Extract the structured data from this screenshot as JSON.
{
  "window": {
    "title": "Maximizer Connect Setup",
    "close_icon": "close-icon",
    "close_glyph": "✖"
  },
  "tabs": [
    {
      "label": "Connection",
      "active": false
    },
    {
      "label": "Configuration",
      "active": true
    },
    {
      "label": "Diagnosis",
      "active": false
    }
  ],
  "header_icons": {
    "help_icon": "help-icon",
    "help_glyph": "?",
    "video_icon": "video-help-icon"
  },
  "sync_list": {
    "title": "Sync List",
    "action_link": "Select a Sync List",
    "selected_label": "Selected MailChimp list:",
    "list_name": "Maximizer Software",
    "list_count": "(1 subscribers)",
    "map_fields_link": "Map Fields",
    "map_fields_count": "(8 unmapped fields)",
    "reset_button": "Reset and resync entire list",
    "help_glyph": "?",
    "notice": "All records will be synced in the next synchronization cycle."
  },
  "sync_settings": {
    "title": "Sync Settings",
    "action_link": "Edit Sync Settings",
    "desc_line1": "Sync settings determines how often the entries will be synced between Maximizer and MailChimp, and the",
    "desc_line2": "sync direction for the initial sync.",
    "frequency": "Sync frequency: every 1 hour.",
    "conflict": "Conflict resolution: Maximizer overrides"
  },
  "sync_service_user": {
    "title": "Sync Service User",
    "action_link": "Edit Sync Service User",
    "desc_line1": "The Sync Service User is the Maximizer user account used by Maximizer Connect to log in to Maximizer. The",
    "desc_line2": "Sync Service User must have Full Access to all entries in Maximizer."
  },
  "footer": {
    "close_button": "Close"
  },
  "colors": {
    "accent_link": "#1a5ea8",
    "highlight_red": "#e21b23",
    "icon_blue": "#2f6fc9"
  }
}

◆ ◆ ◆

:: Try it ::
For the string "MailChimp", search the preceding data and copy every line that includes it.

:: Reply ::
    "selected_label": "Selected MailChimp list:",
    "desc_line1": "Sync settings determines how often the entries will be synced between Maximizer and MailChimp, and the",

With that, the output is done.